(Dataset entries)
_ _ _

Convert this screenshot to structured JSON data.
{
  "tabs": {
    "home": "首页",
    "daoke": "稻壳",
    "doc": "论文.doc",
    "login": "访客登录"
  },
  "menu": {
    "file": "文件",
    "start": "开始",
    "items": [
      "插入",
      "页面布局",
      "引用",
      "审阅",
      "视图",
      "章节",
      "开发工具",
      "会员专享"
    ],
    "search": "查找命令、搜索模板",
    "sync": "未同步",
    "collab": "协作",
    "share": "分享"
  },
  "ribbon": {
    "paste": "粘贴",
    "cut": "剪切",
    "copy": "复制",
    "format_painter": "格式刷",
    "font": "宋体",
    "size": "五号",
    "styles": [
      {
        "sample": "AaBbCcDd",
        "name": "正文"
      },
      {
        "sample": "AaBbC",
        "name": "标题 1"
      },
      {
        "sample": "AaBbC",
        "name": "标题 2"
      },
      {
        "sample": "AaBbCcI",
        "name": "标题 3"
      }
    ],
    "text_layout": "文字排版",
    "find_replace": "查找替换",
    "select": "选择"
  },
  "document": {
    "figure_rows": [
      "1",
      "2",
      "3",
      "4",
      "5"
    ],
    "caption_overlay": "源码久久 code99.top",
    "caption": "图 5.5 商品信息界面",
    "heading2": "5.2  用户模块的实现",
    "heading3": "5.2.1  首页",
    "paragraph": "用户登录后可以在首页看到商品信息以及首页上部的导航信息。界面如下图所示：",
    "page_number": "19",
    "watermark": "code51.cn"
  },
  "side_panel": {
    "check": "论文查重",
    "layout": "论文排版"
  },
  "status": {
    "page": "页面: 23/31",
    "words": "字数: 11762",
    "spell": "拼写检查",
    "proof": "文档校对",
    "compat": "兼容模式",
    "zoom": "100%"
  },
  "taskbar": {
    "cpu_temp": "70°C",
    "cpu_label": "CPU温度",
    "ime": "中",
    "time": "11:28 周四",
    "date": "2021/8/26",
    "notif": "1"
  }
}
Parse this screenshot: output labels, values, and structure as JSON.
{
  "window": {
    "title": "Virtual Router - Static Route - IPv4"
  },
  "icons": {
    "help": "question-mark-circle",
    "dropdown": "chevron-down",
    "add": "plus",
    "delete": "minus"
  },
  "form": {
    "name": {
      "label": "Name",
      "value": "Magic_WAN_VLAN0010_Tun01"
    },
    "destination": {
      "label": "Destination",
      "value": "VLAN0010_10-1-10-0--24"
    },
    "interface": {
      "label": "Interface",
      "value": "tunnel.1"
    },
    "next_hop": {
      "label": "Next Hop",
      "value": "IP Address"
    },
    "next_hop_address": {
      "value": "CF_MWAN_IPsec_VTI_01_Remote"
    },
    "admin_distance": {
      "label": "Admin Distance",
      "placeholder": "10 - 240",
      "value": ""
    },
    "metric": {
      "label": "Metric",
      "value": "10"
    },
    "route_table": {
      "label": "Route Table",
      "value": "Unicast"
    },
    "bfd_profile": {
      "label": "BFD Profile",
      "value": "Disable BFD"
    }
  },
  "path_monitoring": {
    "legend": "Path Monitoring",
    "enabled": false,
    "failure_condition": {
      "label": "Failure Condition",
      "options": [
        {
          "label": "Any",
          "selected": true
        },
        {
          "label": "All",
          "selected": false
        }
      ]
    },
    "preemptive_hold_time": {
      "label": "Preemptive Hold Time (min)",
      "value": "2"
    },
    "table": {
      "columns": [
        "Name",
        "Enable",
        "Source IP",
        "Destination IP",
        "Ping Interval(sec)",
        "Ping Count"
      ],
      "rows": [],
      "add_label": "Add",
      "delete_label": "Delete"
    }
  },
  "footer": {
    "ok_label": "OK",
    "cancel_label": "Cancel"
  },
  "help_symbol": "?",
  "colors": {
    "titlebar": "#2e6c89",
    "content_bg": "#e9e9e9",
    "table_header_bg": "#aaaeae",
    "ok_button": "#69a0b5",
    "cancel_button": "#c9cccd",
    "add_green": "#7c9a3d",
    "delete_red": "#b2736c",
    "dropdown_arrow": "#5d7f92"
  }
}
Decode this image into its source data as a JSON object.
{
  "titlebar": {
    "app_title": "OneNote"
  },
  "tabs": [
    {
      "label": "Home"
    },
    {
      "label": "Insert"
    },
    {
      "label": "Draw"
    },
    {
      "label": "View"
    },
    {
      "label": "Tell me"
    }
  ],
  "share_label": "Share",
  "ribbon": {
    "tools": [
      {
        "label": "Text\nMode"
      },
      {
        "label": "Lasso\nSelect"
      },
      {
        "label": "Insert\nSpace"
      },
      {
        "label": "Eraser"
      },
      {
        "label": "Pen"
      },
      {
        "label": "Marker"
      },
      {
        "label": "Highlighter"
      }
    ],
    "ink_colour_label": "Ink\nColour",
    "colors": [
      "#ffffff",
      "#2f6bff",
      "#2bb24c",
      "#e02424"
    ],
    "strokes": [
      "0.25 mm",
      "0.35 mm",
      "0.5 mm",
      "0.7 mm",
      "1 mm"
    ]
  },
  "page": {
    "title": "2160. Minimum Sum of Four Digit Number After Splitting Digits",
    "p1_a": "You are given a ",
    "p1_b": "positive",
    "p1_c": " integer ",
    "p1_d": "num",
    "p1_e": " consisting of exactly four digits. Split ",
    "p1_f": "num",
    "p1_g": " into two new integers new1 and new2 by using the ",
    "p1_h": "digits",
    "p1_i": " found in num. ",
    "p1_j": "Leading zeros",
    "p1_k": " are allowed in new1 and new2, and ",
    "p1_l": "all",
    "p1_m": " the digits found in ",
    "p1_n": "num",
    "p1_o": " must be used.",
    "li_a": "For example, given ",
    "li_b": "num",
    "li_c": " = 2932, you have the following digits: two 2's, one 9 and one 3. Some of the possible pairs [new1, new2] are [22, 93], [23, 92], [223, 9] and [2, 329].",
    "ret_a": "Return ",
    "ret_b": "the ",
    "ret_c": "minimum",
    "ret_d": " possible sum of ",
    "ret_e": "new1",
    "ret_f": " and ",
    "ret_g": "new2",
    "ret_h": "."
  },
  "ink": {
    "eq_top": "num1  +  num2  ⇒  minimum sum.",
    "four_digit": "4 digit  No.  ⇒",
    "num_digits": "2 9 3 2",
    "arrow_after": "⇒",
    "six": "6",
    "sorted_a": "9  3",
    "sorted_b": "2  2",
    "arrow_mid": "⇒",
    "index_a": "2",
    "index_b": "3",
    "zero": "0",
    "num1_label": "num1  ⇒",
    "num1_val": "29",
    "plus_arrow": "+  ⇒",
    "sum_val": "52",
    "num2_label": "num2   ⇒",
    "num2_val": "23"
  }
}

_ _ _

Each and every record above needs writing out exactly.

#### EXERCISE OUTPUT
Convert this screenshot to structured JSON data.
{
  "tabs": {
    "home": "首页",
    "daoke": "稻壳",
    "doc": "论文.doc",
    "login": "访客登录"
  },
  "menu": {
    "file": "文件",
    "start": "开始",
    "items": [
      "插入",
      "页面布局",
      "引用",
      "审阅",
      "视图",
      "章节",
      "开发工具",
      "会员专享"
    ],
    "search": "查找命令、搜索模板",
    "sync": "未同步",
    "collab": "协作",
    "share": "分享"
  },
  "ribbon": {
    "paste": "粘贴",
    "cut": "剪切",
    "copy": "复制",
    "format_painter": "格式刷",
    "font": "宋体",
    "size": "五号",
    "styles": [
      {
        "sample": "AaBbCcDd",
        "name": "正文"
      },
      {
        "sample": "AaBbC",
        "name": "标题 1"
      },
      {
        "sample": "AaBbC",
        "name": "标题 2"
      },
      {
        "sample": "AaBbCcI",
        "name": "标题 3"
      }
    ],
    "text_layout": "文字排版",
    "find_replace": "查找替换",
    "select": "选择"
  },
  "document": {
    "figure_rows": [
      "1",
      "2",
      "3",
      "4",
      "5"
    ],
    "caption_overlay": "源码久久 code99.top",
    "caption": "图 5.5 商品信息界面",
    "heading2": "5.2  用户模块的实现",
    "heading3": "5.2.1  首页",
    "paragraph": "用户登录后可以在首页看到商品信息以及首页上部的导航信息。界面如下图所示：",
    "page_number": "19",
    "watermark": "code51.cn"
  },
  "side_panel": {
    "check": "论文查重",
    "layout": "论文排版"
  },
  "status": {
    "page": "页面: 23/31",
    "words": "字数: 11762",
    "spell": "拼写检查",
    "proof": "文档校对",
    "compat": "兼容模式",
    "zoom": "100%"
  },
  "taskbar": {
    "cpu_temp": "70°C",
    "cpu_label": "CPU温度",
    "ime": "中",
    "time": "11:28 周四",
    "date": "2021/8/26",
    "notif": "1"
  }
}
Parse this screenshot: output labels, values, and structure as JSON.
{
  "window": {
    "title": "Virtual Router - Static Route - IPv4"
  },
  "icons": {
    "help": "question-mark-circle",
    "dropdown": "chevron-down",
    "add": "plus",
    "delete": "minus"
  },
  "form": {
    "name": {
      "label": "Name",
      "value": "Magic_WAN_VLAN0010_Tun01"
    },
    "destination": {
      "label": "Destination",
      "value": "VLAN0010_10-1-10-0--24"
    },
    "interface": {
      "label": "Interface",
      "value": "tunnel.1"
    },
    "next_hop": {
      "label": "Next Hop",
      "value": "IP Address"
    },
    "next_hop_address": {
      "value": "CF_MWAN_IPsec_VTI_01_Remote"
    },
    "admin_distance": {
      "label": "Admin Distance",
      "placeholder": "10 - 240",
      "value": ""
    },
    "metric": {
      "label": "Metric",
      "value": "10"
    },
    "route_table": {
      "label": "Route Table",
      "value": "Unicast"
    },
    "bfd_profile": {
      "label": "BFD Profile",
      "value": "Disable BFD"
    }
  },
  "path_monitoring": {
    "legend": "Path Monitoring",
    "enabled": false,
    "failure_condition": {
      "label": "Failure Condition",
      "options": [
        {
          "label": "Any",
          "selected": true
        },
        {
          "label": "All",
          "selected": false
        }
      ]
    },
    "preemptive_hold_time": {
      "label": "Preemptive Hold Time (min)",
      "value": "2"
    },
    "table": {
      "columns": [
        "Name",
        "Enable",
        "Source IP",
        "Destination IP",
        "Ping Interval(sec)",
        "Ping Count"
      ],
      "rows": [],
      "add_label": "Add",
      "delete_label": "Delete"
    }
  },
  "footer": {
    "ok_label": "OK",
    "cancel_label": "Cancel"
  },
  "help_symbol": "?",
  "colors": {
    "titlebar": "#2e6c89",
    "content_bg": "#e9e9e9",
    "table_header_bg": "#aaaeae",
    "ok_button": "#69a0b5",
    "cancel_button": "#c9cccd",
    "add_green": "#7c9a3d",
    "delete_red": "#b2736c",
    "dropdown_arrow": "#5d7f92"
  }
}
Decode this image into its source data as a JSON object.
{
  "titlebar": {
    "app_title": "OneNote"
  },
  "tabs": [
    {
      "label": "Home"
    },
    {
      "label": "Insert"
    },
    {
      "label": "Draw"
    },
    {
      "label": "View"
    },
    {
      "label": "Tell me"
    }
  ],
  "share_label": "Share",
  "ribbon": {
    "tools": [
      {
        "label": "Text\nMode"
      },
      {
        "label": "Lasso\nSelect"
      },
      {
        "label": "Insert\nSpace"
      },
      {
        "label": "Eraser"
      },
      {
        "label": "Pen"
      },
      {
        "label": "Marker"
      },
      {
        "label": "Highlighter"
      }
    ],
    "ink_colour_label": "Ink\nColour",
    "colors": [
      "#ffffff",
      "#2f6bff",
      "#2bb24c",
      "#e02424"
    ],
    "strokes": [
      "0.25 mm",
      "0.35 mm",
      "0.5 mm",
      "0.7 mm",
      "1 mm"
    ]
  },
  "page": {
    "title": "2160. Minimum Sum of Four Digit Number After Splitting Digits",
    "p1_a": "You are given a ",
    "p1_b": "positive",
    "p1_c": " integer ",
    "p1_d": "num",
    "p1_e": " consisting of exactly four digits. Split ",
    "p1_f": "num",
    "p1_g": " into two new integers new1 and new2 by using the ",
    "p1_h": "digits",
    "p1_i": " found in num. ",
    "p1_j": "Leading zeros",
    "p1_k": " are allowed in new1 and new2, and ",
    "p1_l": "all",
    "p1_m": " the digits found in ",
    "p1_n": "num",
    "p1_o": " must be used.",
    "li_a": "For example, given ",
    "li_b": "num",
    "li_c": " = 2932, you have the following digits: two 2's, one 9 and one 3. Some of the possible pairs [new1, new2] are [22, 93], [23, 92], [223, 9] and [2, 329].",
    "ret_a": "Return ",
    "ret_b": "the ",
    "ret_c": "minimum",
    "ret_d": " possible sum of ",
    "ret_e": "new1",
    "ret_f": " and ",
    "ret_g": "new2",
    "ret_h": "."
  },
  "ink": {
    "eq_top": "num1  +  num2  ⇒  minimum sum.",
    "four_digit": "4 digit  No.  ⇒",
    "num_digits": "2 9 3 2",
    "arrow_after": "⇒",
    "six": "6",
    "sorted_a": "9  3",
    "sorted_b": "2  2",
    "arrow_mid": "⇒",
    "index_a": "2",
    "index_b": "3",
    "zero": "0",
    "num1_label": "num1  ⇒",
    "num1_val": "29",
    "plus_arrow": "+  ⇒",
    "sum_val": "52",
    "num2_label": "num2   ⇒",
    "num2_val": "23"
  }
}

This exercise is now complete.